The control system creates for some surprisingly fluid gameplay which is satisfyingly brutal in places, especially during the staple ‘cinematic’ finishers which feel and sound as good as they look. That said, it can occasionally leave one open for side and rear attacks, even when parrying, but I feel this may be down myself having not upgraded Geralt enough as further up the tree, there seem to be provisions for this. Another interesting feature within the upgrade system is that to begin with, one can only upgrade Geralt using the ‘training’ upgrade tree, only allowing specialisation once this tree has been entirely satiated, serving as another means to slowly introduce various facets of gameplay.
One of the most highly praised aspects of the PC version was its glorious and instantly identifiable soundtrack and is instantly apparent as to why it was so revered. Sound as a whole seems to be one of The Witcher’s strengths as almost all of the NPC interaction and cutscenes are hugely engrossing and certainly should never be skipped. The gameplay starts with the storming of a castle at the behest of King Foltest, as well as a huge dragon in an intro which I earnestly feel far surpasses that of Skyrim. Subtitles are on by default and, in a neat little twist, appear directly above the character’s head, cleverly preventing that occasionally irritating need to flit between the bottom and top of the screen in order to follow dialogue.

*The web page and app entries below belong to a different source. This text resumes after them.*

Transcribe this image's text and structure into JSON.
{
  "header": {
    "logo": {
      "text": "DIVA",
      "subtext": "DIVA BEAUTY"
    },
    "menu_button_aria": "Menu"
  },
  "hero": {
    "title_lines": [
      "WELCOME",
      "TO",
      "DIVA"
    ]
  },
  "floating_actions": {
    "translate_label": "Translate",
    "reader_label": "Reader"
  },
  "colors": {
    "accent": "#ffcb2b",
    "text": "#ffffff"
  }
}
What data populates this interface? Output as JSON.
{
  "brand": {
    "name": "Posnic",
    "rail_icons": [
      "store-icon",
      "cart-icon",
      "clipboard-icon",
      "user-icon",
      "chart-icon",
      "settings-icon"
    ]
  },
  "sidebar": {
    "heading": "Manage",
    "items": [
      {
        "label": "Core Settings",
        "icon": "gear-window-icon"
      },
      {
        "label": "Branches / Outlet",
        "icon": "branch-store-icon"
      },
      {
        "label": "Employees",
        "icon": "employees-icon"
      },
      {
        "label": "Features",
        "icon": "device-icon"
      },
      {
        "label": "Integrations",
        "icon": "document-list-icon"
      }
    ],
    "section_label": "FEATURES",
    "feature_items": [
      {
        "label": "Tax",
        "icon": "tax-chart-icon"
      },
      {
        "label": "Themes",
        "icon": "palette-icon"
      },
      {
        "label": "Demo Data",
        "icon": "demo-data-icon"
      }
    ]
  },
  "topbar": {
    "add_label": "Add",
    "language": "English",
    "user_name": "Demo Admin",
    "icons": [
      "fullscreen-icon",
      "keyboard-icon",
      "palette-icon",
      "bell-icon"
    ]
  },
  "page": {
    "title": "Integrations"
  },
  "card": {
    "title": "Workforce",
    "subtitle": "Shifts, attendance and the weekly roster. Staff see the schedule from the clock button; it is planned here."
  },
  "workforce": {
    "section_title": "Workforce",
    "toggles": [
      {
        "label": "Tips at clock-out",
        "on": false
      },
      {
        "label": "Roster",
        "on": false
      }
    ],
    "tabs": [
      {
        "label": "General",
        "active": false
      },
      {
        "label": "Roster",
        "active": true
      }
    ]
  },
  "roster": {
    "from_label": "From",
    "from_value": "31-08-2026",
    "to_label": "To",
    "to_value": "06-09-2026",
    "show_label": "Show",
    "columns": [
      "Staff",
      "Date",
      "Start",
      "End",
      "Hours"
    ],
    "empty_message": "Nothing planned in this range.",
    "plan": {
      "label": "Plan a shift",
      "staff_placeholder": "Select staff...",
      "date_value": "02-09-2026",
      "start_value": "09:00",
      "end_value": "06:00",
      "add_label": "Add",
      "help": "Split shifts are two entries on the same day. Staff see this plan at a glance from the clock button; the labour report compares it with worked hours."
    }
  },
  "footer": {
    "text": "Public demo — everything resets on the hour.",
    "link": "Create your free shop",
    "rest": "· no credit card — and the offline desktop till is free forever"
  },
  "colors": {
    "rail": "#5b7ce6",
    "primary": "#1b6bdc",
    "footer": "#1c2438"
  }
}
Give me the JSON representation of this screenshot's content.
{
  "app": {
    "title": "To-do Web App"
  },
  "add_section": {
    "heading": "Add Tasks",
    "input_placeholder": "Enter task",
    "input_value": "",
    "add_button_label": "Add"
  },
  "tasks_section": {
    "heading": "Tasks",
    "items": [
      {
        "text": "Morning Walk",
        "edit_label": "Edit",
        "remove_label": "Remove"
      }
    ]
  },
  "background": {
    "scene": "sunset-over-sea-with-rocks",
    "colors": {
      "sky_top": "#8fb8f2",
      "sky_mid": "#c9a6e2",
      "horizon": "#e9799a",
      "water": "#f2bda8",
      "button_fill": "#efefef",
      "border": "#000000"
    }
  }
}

Once the virtually contextless tutorial is completed, Geralt awakes with an entirely naked Triss Merigold, a move which I embrace as openly as Geralt did. It’s high-time that more games stopped pretending that sex doesn’t exist in games and whilst we’re certainly getting there, there’s still this knee-jerk moral outrage because we also happen to control the characters at other, separate parts of the game. I’m not condoning interactive sex mini-games, stop being stupid, but intimacy between characters is something which needs to be explored in order to create fully three-dimensional, relatable people, not just ‘characters’. That said, CD Projekt really shot themselves in the chest with this.
It’s quite refreshing to have a game which features the medieval English without all of them being exclusively from Romford. The Witcher 2 features a plethora of English stereotypes, ranging from the archetypal Alan Rickman, to the flatcap-toting charms of North Yorkshire.
The only real criticism I gave reward this game, at this time, is the occasional hideous texture-pop in but that’s precisely what happens when a visually intensive game like this has to be adapted for consoles and upon installing it to my hard-drive, as recommended by the game, most of these issues seem to have been redressed.
If this is what happens when a PC game is adjusted and re-released for the console market then I, for one, welcome it with open arms. Even during the brief 90 minutes I had with Geralt and Friends, I’ve had an insatiable itch to continue and feel it could well be the start of a beautiful friendship.
GamingBolt’s full review of The Witcher 2: Assassins of Kings – Enhanced Edition will be with you on April 14th.